Exercise objective:
Each line below must be set down exactly as it stands.

(Web page and app entries)
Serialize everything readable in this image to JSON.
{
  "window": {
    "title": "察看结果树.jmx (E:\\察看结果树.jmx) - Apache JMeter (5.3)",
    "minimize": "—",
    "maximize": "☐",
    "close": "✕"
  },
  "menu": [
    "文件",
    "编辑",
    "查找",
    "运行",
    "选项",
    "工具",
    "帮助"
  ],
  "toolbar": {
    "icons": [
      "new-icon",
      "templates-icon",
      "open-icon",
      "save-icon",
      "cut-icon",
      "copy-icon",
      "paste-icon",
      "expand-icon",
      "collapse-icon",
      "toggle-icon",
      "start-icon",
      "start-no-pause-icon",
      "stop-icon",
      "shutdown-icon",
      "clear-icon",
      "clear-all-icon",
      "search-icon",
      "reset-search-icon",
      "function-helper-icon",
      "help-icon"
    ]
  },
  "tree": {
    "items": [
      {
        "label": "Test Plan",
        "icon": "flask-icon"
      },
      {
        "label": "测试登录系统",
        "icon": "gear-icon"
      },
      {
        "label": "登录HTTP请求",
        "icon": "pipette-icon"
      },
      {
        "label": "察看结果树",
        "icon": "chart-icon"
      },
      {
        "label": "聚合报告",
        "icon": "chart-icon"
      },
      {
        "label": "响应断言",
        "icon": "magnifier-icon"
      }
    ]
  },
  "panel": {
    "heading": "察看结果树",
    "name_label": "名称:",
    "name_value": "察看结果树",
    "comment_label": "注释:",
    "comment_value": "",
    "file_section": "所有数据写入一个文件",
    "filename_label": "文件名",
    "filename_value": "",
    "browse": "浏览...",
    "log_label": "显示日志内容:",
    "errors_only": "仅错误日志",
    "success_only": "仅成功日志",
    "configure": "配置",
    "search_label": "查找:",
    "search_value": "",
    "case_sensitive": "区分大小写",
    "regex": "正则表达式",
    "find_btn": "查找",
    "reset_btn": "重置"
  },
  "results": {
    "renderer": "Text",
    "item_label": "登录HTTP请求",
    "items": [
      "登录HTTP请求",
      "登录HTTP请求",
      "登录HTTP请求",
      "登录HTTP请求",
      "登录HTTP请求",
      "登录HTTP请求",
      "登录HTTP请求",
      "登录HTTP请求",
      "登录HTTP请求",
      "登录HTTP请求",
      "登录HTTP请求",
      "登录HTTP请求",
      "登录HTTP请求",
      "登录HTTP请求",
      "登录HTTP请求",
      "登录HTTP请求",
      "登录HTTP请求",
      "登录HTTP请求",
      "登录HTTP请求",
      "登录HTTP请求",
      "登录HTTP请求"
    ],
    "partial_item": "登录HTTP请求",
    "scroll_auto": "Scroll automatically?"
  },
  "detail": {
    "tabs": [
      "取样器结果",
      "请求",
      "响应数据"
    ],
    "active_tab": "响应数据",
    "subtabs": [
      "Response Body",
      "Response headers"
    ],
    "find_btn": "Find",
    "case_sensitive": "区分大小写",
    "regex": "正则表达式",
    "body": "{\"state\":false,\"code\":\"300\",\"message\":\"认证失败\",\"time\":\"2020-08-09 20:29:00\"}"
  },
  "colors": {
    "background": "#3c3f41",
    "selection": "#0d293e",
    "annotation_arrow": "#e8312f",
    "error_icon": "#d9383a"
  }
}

Reply to the task:
Serialize everything readable in this image to JSON.
{
  "window": {
    "title": "察看结果树.jmx (E:\\察看结果树.jmx) - Apache JMeter (5.3)",
    "minimize": "—",
    "maximize": "☐",
    "close": "✕"
  },
  "menu": [
    "文件",
    "编辑",
    "查找",
    "运行",
    "选项",
    "工具",
    "帮助"
  ],
  "toolbar": {
    "icons": [
      "new-icon",
      "templates-icon",
      "open-icon",
      "save-icon",
      "cut-icon",
      "copy-icon",
      "paste-icon",
      "expand-icon",
      "collapse-icon",
      "toggle-icon",
      "start-icon",
      "start-no-pause-icon",
      "stop-icon",
      "shutdown-icon",
      "clear-icon",
      "clear-all-icon",
      "search-icon",
      "reset-search-icon",
      "function-helper-icon",
      "help-icon"
    ]
  },
  "tree": {
    "items": [
      {
        "label": "Test Plan",
        "icon": "flask-icon"
      },
      {
        "label": "测试登录系统",
        "icon": "gear-icon"
      },
      {
        "label": "登录HTTP请求",
        "icon": "pipette-icon"
      },
      {
        "label": "察看结果树",
        "icon": "chart-icon"
      },
      {
        "label": "聚合报告",
        "icon": "chart-icon"
      },
      {
        "label": "响应断言",
        "icon": "magnifier-icon"
      }
    ]
  },
  "panel": {
    "heading": "察看结果树",
    "name_label": "名称:",
    "name_value": "察看结果树",
    "comment_label": "注释:",
    "comment_value": "",
    "file_section": "所有数据写入一个文件",
    "filename_label": "文件名",
    "filename_value": "",
    "browse": "浏览...",
    "log_label": "显示日志内容:",
    "errors_only": "仅错误日志",
    "success_only": "仅成功日志",
    "configure": "配置",
    "search_label": "查找:",
    "search_value": "",
    "case_sensitive": "区分大小写",
    "regex": "正则表达式",
    "find_btn": "查找",
    "reset_btn": "重置"
  },
  "results": {
    "renderer": "Text",
    "item_label": "登录HTTP请求",
    "items": [
      "登录HTTP请求",
      "登录HTTP请求",
      "登录HTTP请求",
      "登录HTTP请求",
      "登录HTTP请求",
      "登录HTTP请求",
      "登录HTTP请求",
      "登录HTTP请求",
      "登录HTTP请求",
      "登录HTTP请求",
      "登录HTTP请求",
      "登录HTTP请求",
      "登录HTTP请求",
      "登录HTTP请求",
      "登录HTTP请求",
      "登录HTTP请求",
      "登录HTTP请求",
      "登录HTTP请求",
      "登录HTTP请求",
      "登录HTTP请求",
      "登录HTTP请求"
    ],
    "partial_item": "登录HTTP请求",
    "scroll_auto": "Scroll automatically?"
  },
  "detail": {
    "tabs": [
      "取样器结果",
      "请求",
      "响应数据"
    ],
    "active_tab": "响应数据",
    "subtabs": [
      "Response Body",
      "Response headers"
    ],
    "find_btn": "Find",
    "case_sensitive": "区分大小写",
    "regex": "正则表达式",
    "body": "{\"state\":false,\"code\":\"300\",\"message\":\"认证失败\",\"time\":\"2020-08-09 20:29:00\"}"
  },
  "colors": {
    "background": "#3c3f41",
    "selection": "#0d293e",
    "annotation_arrow": "#e8312f",
    "error_icon": "#d9383a"
  }
}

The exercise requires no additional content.